America’s Tuition Problem

The figures on college tuition increases amidst the continuing recession are really amazing. Most of the people I interact with who are involved in the university system like to talk about cuts in public funding in this context, and if you look at the public/private gap in tuition increases, that’s clearly part of the problem. But the private non-profit four-year college sector increased prices 4.5 percent.

It’s a number that far exceeds the overall level of inflation or income growth in the economy. It’s not because America’s private non-profit four-year colleges got a lot better. Nor is it clear what production inputs saw that kind of leap. College education is not hyper-sensitive to rising gasoline prices. Schools are spending much more money, but on what?

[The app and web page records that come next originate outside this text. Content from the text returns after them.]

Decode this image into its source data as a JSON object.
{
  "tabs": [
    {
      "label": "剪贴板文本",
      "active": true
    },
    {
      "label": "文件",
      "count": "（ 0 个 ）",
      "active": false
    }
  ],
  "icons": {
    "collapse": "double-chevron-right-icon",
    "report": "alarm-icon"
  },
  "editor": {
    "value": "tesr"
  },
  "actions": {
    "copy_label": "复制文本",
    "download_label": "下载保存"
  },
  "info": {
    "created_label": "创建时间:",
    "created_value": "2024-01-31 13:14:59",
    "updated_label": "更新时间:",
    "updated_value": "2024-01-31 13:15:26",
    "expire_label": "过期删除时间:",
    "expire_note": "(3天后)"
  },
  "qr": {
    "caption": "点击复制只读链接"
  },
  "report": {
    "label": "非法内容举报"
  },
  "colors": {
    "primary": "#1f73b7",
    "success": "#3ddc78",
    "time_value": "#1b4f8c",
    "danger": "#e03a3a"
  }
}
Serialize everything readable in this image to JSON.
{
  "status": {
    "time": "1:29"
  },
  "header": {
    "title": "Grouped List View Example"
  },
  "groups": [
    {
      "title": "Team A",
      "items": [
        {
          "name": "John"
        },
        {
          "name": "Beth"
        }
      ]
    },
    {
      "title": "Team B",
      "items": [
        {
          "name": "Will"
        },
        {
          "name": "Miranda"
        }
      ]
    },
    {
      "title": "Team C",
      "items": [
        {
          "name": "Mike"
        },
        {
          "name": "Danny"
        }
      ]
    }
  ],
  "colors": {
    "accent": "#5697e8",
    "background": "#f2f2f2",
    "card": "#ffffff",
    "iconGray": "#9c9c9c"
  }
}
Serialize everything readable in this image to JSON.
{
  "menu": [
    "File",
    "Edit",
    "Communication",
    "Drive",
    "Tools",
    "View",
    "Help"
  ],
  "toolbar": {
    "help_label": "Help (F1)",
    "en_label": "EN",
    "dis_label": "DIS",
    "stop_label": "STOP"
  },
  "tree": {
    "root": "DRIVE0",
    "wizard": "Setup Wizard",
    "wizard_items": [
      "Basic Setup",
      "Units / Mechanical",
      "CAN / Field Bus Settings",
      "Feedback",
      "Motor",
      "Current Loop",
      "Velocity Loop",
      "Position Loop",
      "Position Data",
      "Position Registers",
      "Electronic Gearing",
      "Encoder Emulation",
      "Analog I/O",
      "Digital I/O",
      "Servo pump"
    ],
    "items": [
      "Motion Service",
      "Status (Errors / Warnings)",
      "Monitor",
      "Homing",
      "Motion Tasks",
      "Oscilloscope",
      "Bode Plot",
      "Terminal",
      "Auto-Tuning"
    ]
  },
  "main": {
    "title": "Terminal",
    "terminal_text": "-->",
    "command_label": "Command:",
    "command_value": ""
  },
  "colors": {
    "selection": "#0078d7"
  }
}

The normal hypothesis would be some kind of shortage of highly specialized labor. Just because unemployment is high doesn’t mean Google can hire software engineers for cheap. There are only so many good ones to go around. Similarly, the spike in joblessness hasn’t led to a surplus of experienced heart surgeons. So labor costs in specific markets can go way up even amidst generalized malaise. Colleges, like hospitals and innovative tech firms, employ highly skilled labor that may be in short supply. But I certainly don’t get the impression from my friends in PhD programs that the academic job market is suffering from critical labor supply bottlenecks. It’s just the reverse. You’re constantly hearing about the glut of people going on the market and unable to find work. Something has gone badly, fundamentally wrong with the basic model.